Task goal: Report all lines from the entries below in which "Votre" appears.

Information given:
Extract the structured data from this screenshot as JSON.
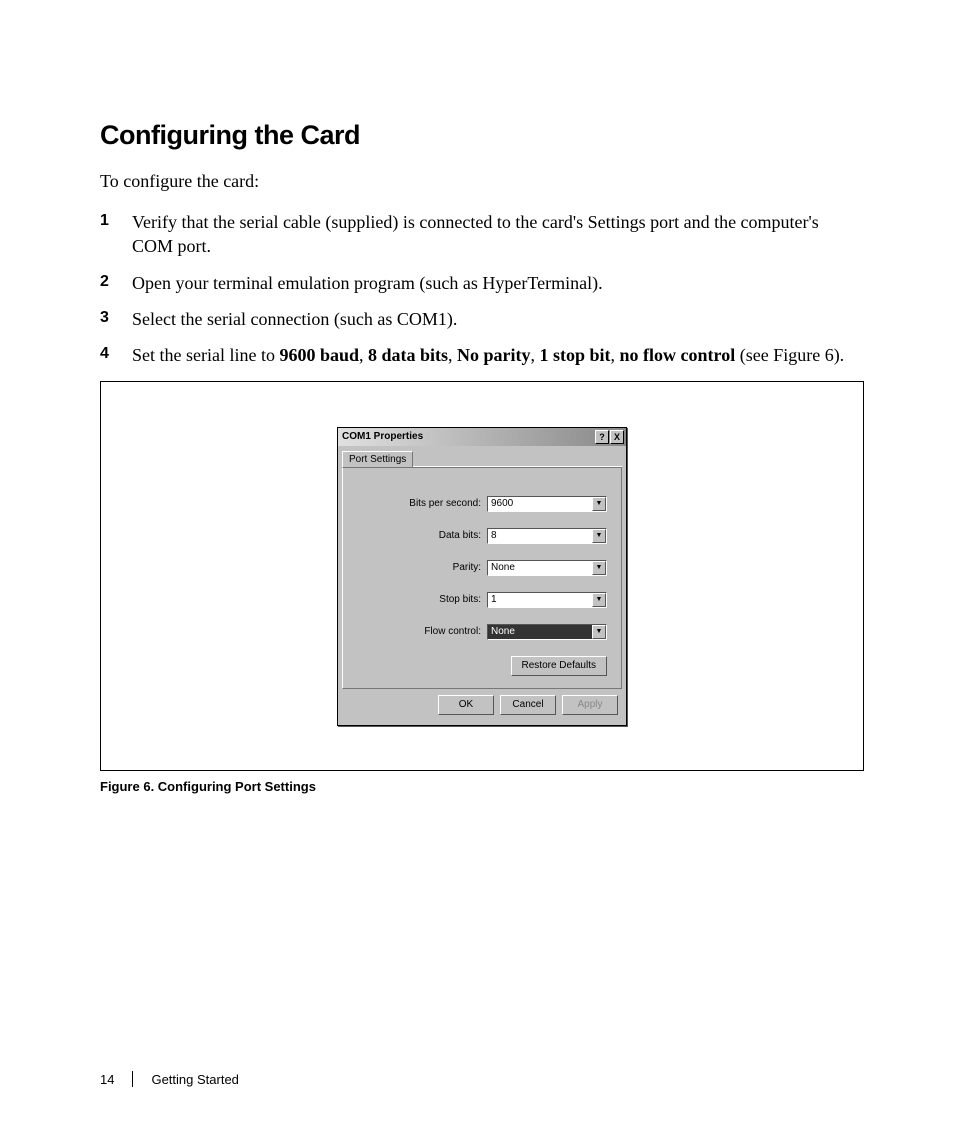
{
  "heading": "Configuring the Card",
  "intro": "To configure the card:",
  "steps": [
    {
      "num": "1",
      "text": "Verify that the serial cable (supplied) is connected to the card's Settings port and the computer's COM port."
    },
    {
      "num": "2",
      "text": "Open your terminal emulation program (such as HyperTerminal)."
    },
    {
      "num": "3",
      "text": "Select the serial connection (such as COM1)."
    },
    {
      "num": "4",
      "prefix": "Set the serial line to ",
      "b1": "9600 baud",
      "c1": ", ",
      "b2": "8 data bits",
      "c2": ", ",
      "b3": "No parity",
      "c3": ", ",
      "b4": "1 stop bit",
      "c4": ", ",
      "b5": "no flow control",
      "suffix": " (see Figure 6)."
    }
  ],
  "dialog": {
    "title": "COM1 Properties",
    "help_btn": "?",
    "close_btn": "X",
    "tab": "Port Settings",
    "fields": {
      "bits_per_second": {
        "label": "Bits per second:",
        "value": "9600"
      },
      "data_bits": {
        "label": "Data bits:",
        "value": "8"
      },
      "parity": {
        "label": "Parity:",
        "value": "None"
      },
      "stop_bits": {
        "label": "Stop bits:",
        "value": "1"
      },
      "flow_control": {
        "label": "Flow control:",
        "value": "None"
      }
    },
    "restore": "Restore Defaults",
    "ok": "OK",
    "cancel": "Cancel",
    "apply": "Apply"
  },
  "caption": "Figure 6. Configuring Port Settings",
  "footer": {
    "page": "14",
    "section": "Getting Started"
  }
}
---
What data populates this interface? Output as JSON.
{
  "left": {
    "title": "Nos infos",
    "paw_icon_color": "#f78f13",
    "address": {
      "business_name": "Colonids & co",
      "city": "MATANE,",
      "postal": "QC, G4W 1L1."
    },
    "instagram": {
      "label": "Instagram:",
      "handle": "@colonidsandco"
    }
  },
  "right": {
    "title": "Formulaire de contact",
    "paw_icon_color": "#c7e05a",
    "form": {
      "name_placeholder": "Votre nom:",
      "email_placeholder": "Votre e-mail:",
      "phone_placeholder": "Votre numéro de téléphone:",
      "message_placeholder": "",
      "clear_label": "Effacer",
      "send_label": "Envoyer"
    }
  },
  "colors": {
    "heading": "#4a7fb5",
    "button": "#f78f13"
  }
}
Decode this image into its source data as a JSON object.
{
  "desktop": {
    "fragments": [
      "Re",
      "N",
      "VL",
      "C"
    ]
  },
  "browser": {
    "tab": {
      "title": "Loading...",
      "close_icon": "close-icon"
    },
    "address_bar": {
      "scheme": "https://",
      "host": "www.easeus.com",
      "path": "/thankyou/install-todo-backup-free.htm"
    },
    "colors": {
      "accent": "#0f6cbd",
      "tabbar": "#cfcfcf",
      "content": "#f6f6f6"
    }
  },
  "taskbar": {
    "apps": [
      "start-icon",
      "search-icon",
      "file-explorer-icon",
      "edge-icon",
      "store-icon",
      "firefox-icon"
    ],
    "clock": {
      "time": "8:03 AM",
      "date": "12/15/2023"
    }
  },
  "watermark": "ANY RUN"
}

Written response:
      "name_placeholder": "Votre nom:",
      "email_placeholder": "Votre e-mail:",
      "phone_placeholder": "Votre numéro de téléphone:",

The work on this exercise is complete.